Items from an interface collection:
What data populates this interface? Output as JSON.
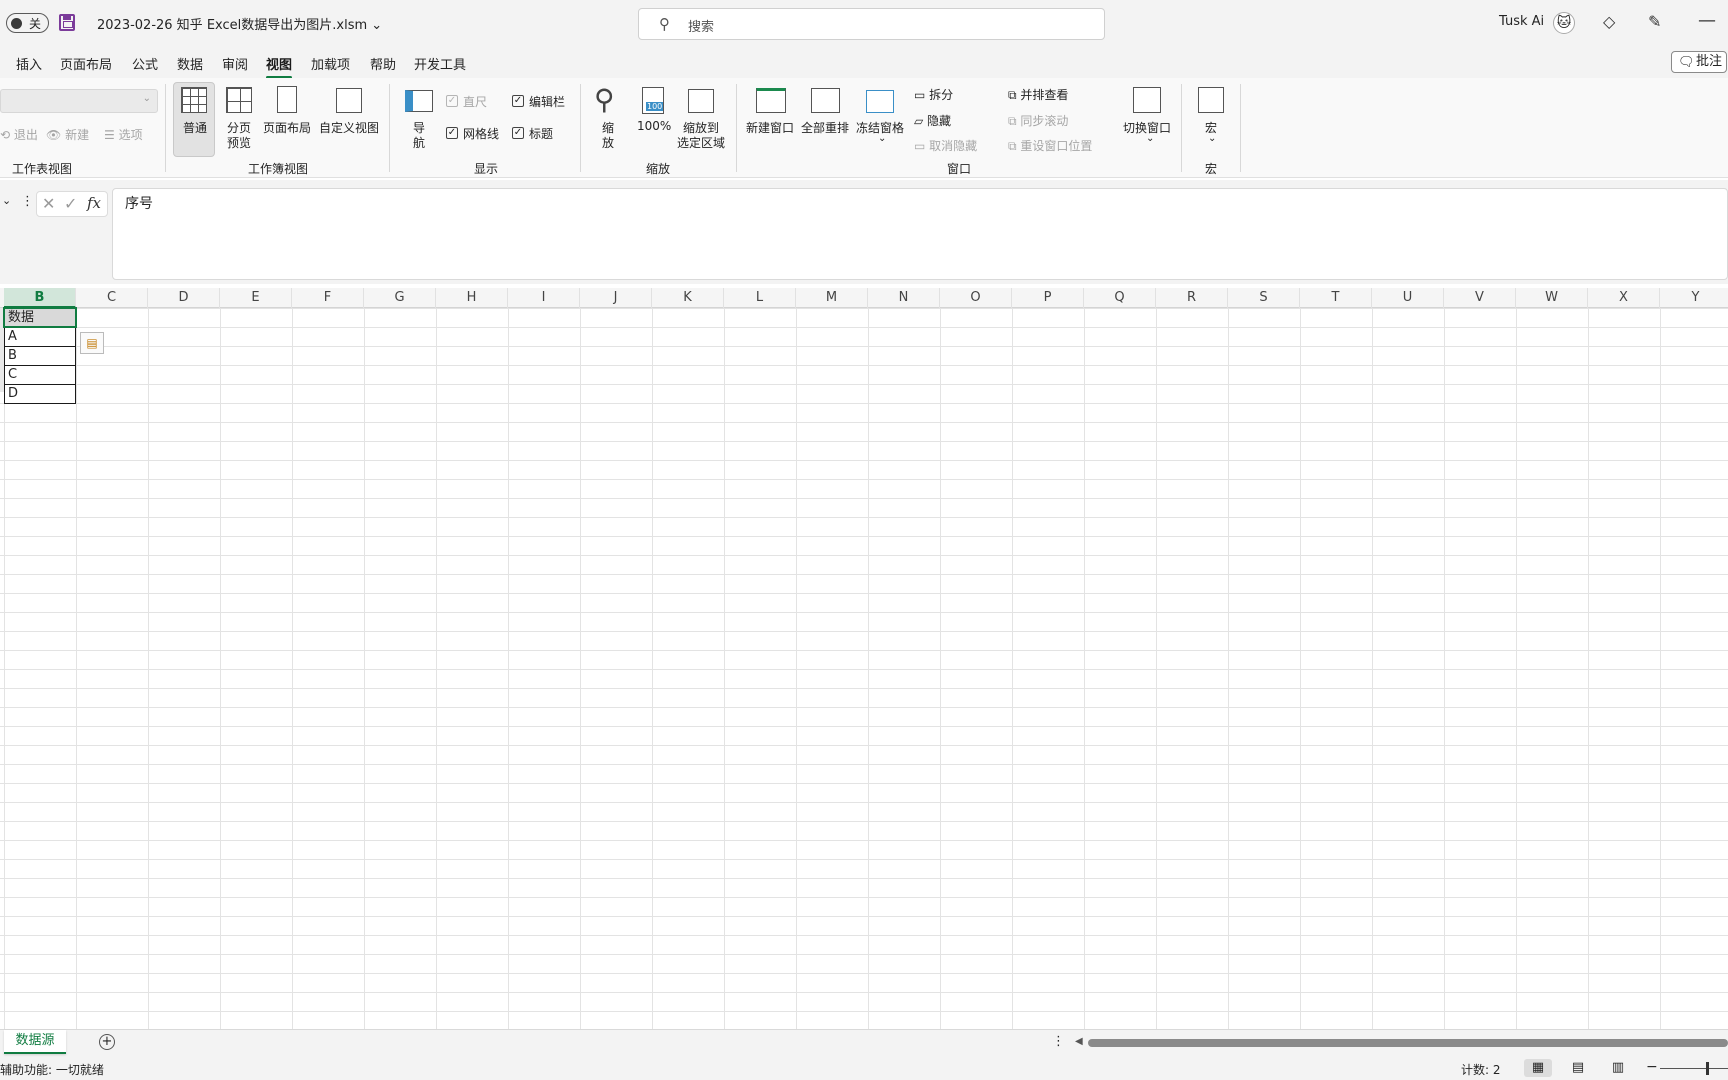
{
  "titlebar": {
    "autosave_label": "关",
    "document_title": "2023-02-26 知乎 Excel数据导出为图片.xlsm ⌄",
    "search_placeholder": "搜索",
    "user_name": "Tusk Ai"
  },
  "menu": {
    "tabs": [
      "插入",
      "页面布局",
      "公式",
      "数据",
      "审阅",
      "视图",
      "加载项",
      "帮助",
      "开发工具"
    ],
    "active_tab": "视图",
    "comment_label": "批注"
  },
  "ribbon": {
    "sheet_view": {
      "exit": "退出",
      "new": "新建",
      "options": "选项",
      "group": "工作表视图"
    },
    "workbook_views": {
      "normal": "普通",
      "page_break_1": "分页",
      "page_break_2": "预览",
      "page_layout": "页面布局",
      "custom_views": "自定义视图",
      "group": "工作簿视图"
    },
    "show": {
      "nav_1": "导",
      "nav_2": "航",
      "ruler": "直尺",
      "formula_bar": "编辑栏",
      "gridlines": "网格线",
      "headings": "标题",
      "group": "显示",
      "checks": {
        "ruler": false,
        "formula_bar": true,
        "gridlines": true,
        "headings": true
      }
    },
    "zoom": {
      "zoom_1": "缩",
      "zoom_2": "放",
      "hundred": "100%",
      "hundred_icon": "100",
      "to_sel_1": "缩放到",
      "to_sel_2": "选定区域",
      "group": "缩放"
    },
    "window": {
      "new_window": "新建窗口",
      "arrange_all": "全部重排",
      "freeze_panes": "冻结窗格",
      "split": "拆分",
      "hide": "隐藏",
      "unhide": "取消隐藏",
      "side_by_side": "并排查看",
      "sync_scroll": "同步滚动",
      "reset_pos": "重设窗口位置",
      "switch_windows": "切换窗口",
      "group": "窗口"
    },
    "macros": {
      "macros": "宏",
      "group": "宏"
    }
  },
  "formula_bar": {
    "content": "序号"
  },
  "grid": {
    "columns": [
      "B",
      "C",
      "D",
      "E",
      "F",
      "G",
      "H",
      "I",
      "J",
      "K",
      "L",
      "M",
      "N",
      "O",
      "P",
      "Q",
      "R",
      "S",
      "T",
      "U",
      "V",
      "W",
      "X",
      "Y"
    ],
    "selected_column": "B",
    "cells": [
      "数据",
      "A",
      "B",
      "C",
      "D"
    ]
  },
  "sheets": {
    "tabs": [
      "数据源"
    ]
  },
  "status": {
    "accessibility": "辅助功能: 一切就绪",
    "count": "计数: 2"
  },
  "colors": {
    "accent": "#107c41",
    "save_icon": "#7b3b9a"
  }
}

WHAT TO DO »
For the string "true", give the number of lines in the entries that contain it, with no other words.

RESPONSE »
3